Zoom users have been alerted to a brand new threat which all begins with them receiving a single message. Security experts at Google's Project Zero
Zoom users have been alerted to a brand new threat which all begins with them receiving a single message. Security experts at Google’s Project Zero team has discovered a new Zoom bug where a specially crafted – and compromised – message is sent by hackers to an innocent victim. This one single Zoom chat can lead to bad actors executing malicious code on a victim’s machine as well as launching spyware and malware attacks.
Most worrying of all, this Zoom attack doesn’t even require any interaction from the victim.
The vulnerability can be exposed as long as a bad actor is able to send a Zoom message to its intended victim.
The threat was highlighted by Google Project Zero security researcher Ivan Fratric, who in a post online said: “This report describes a vulnerability chain that enables a malicious user to compromise another user over Zoom chat. User interaction is not required for a successful attack. The only ability an attacker needs is to be able to send messages to the victim over Zoom chat over XMPP protocol.”
Zoom has labelled this flaw a ‘high’ severity threat, giving it an 8.1 score out of 10 using the Common Vulnerability Scoring System (CVSS) model.
The flaw affects all versions of Zoom, but thankfully there’s a way you can keep yourself safe today.
You simply need to download the latest update for Zoom which is version 5.10.0.
Anyone that uses Zoom on Windows, Android, iOS, macOS or Linux needs to update their app right away.
Advising users about the danger, Ray Walsh – a digital privacy expert at ProPrivacy – said: “Unlike phishing attacks, for example, that require the victim to make a mistake, this remote code execution vulnerability can be carried out completely independently by hackers.
“The only saving grace is that this attack is fairly technical, making it less likely to be regularly exploited in the wild.
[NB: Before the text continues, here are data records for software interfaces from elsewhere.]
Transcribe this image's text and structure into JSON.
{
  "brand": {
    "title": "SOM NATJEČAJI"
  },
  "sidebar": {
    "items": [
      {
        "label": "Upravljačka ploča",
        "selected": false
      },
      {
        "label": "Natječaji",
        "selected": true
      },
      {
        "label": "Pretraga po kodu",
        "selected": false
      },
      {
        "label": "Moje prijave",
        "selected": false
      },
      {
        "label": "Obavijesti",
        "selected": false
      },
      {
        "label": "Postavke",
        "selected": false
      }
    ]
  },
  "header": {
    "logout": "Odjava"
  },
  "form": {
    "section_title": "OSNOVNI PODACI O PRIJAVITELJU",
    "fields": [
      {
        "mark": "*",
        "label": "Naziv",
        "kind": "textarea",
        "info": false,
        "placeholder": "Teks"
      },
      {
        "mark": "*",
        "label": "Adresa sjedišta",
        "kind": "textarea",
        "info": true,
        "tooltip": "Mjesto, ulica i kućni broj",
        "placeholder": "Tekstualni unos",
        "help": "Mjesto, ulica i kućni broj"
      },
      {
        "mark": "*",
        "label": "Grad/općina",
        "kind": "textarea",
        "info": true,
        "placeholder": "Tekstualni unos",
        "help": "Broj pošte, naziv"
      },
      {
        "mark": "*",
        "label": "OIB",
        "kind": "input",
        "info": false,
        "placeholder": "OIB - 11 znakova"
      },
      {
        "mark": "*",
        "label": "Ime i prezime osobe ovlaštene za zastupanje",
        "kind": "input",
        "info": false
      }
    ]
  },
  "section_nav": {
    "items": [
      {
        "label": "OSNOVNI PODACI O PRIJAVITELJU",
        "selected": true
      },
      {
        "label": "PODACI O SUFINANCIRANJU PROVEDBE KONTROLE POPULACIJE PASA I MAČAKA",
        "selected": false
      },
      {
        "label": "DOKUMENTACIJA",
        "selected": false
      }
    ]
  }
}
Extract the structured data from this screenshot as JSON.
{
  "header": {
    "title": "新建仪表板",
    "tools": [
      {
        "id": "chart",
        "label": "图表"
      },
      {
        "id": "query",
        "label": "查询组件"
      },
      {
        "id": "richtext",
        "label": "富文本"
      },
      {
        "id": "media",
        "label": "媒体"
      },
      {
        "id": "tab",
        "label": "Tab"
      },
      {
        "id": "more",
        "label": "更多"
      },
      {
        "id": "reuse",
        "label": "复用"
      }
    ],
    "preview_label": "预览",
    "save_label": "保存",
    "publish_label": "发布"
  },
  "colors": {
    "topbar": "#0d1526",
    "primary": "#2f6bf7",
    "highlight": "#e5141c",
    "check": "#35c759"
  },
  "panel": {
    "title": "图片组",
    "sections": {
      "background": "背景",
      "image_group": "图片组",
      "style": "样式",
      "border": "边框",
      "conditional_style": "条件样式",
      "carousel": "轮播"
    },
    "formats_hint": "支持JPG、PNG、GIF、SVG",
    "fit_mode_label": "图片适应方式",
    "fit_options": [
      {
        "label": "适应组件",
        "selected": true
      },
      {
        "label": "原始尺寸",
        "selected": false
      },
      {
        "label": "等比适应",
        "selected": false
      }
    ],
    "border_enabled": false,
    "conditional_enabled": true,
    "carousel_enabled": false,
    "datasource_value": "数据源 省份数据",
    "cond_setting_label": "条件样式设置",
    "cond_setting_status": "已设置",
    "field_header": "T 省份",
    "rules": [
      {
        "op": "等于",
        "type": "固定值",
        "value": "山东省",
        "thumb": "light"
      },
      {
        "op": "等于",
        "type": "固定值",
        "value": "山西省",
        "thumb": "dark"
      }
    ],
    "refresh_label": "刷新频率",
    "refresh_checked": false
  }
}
That said, this is a serious enough flaw to warrant immediate patching by all Zoom users.”